“It was great working with and learning from Freddie last year,” Mayfield said after Kitchens’ hiring was announced. “He has such a creative mind. He creates mismatches and just put guys in position to take advantage of their opportunities. He puts trusts in us as players. He’s the same guy every day.”
Mayfield was a different player under Kitchens, who figured out creative ways to protect the 23-year-old. The Browns improved across the board statistically — they averaged 6.8 yards per play — and became one of the league’s must-watch teams over the last two months as Kitchens unveiled unique formations and trick plays.

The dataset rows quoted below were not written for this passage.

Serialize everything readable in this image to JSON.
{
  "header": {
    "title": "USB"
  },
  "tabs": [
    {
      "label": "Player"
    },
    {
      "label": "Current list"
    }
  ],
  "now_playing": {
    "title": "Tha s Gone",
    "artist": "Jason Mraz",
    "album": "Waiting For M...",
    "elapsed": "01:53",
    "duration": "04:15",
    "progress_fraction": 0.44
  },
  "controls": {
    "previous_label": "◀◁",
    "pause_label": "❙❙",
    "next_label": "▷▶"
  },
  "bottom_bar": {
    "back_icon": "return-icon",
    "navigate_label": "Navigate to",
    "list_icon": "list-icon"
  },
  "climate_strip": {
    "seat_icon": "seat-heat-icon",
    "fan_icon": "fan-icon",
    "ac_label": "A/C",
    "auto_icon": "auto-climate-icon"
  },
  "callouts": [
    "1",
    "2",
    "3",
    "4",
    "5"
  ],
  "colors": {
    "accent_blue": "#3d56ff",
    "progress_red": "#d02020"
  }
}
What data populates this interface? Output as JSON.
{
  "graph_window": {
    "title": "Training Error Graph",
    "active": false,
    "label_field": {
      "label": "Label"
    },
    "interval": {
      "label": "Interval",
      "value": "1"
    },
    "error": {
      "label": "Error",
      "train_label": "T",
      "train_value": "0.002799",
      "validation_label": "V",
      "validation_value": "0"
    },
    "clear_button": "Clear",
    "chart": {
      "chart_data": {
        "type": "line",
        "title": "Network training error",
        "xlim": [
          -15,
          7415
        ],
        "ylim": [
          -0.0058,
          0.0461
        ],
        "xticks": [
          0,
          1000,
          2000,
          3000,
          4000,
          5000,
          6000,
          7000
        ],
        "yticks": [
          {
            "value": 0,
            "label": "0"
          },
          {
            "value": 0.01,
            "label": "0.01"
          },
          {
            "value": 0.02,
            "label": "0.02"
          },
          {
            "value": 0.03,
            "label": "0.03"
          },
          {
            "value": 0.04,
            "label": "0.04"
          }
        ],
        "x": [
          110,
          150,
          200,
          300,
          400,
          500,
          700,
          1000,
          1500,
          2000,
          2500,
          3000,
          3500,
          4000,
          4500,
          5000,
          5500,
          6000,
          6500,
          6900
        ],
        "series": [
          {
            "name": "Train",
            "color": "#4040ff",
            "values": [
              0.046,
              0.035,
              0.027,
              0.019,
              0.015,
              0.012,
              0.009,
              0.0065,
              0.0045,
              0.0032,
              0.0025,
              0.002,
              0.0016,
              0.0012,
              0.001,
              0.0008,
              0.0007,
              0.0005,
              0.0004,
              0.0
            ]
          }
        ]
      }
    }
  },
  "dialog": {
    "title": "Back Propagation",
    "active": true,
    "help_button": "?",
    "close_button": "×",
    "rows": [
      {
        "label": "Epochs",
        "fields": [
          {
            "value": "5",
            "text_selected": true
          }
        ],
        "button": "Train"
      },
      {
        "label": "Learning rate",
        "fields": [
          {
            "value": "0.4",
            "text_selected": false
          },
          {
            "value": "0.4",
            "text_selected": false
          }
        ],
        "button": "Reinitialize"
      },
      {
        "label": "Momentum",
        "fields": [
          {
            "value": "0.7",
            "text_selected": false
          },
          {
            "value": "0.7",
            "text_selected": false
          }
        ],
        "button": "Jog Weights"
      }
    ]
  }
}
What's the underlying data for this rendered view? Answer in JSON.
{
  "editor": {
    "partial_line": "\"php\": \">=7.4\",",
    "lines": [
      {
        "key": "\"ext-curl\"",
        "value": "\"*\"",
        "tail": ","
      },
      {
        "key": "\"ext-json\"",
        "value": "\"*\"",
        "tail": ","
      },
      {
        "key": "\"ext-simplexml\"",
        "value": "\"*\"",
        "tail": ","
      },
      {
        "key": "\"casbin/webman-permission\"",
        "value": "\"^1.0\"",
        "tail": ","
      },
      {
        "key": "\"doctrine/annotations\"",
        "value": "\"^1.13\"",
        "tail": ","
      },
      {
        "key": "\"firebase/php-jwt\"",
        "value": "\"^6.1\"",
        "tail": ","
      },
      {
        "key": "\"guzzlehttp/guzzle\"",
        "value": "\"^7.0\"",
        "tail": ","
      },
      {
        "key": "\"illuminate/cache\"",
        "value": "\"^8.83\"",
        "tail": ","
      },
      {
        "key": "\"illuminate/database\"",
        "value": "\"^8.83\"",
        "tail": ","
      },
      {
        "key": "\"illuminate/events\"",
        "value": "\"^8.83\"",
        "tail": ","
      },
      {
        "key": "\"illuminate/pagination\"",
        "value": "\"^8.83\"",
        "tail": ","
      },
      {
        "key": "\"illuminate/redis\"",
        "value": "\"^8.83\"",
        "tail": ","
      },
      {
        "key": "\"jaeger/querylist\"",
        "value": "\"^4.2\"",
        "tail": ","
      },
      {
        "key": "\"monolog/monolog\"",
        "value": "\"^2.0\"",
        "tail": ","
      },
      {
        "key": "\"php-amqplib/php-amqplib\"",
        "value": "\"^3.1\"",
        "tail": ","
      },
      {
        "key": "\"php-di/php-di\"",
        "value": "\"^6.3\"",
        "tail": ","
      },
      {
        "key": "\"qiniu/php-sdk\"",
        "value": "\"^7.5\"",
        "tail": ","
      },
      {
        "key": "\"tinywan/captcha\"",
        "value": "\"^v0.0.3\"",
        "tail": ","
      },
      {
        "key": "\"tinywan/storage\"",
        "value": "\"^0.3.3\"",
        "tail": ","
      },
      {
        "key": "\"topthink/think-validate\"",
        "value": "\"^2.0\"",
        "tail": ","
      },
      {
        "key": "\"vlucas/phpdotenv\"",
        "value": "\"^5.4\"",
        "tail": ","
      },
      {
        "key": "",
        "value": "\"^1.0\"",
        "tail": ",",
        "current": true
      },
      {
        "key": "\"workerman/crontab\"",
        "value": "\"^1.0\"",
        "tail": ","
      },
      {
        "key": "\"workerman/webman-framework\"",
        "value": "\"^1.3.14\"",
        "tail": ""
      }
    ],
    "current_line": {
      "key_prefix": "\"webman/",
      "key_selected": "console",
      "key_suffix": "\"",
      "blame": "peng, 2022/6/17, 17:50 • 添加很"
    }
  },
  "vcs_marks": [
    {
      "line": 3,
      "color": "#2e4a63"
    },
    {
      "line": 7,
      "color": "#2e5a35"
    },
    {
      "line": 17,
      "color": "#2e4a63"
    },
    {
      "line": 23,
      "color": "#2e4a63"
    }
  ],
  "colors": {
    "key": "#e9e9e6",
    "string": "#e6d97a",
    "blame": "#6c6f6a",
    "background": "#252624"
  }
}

Kitchens was praised by players for seeking their input on which plays they were most comfortable running. He also got major production from rookie running back Nick Chubb, left tackle Greg Robinson and receiver Breshad Perriman — all under-utilized by Jackson and Haley.
But it was Mayfield’s growth that mattered most. In six games before the coaching change, Mayfield completed 58 percent of his passes for 1,471 yards with eight touchdowns, six interceptions and 20 sacks. In eight games under Kitchens, he completed 68 percent with 19 TDs, eight interceptions and five sacks.
As the team’s success grew, Kitchens went from an unknown to Cleveland fan favorite.
The barrel-chested Alabamian wore an orange “Dawg Pound” hooded sweat shirt on game day because his daughters liked it and it was his nod to the Browns’ famed bleacher section that he admired from afar in the 1980s.
Now, he’s Cleveland’s top dog.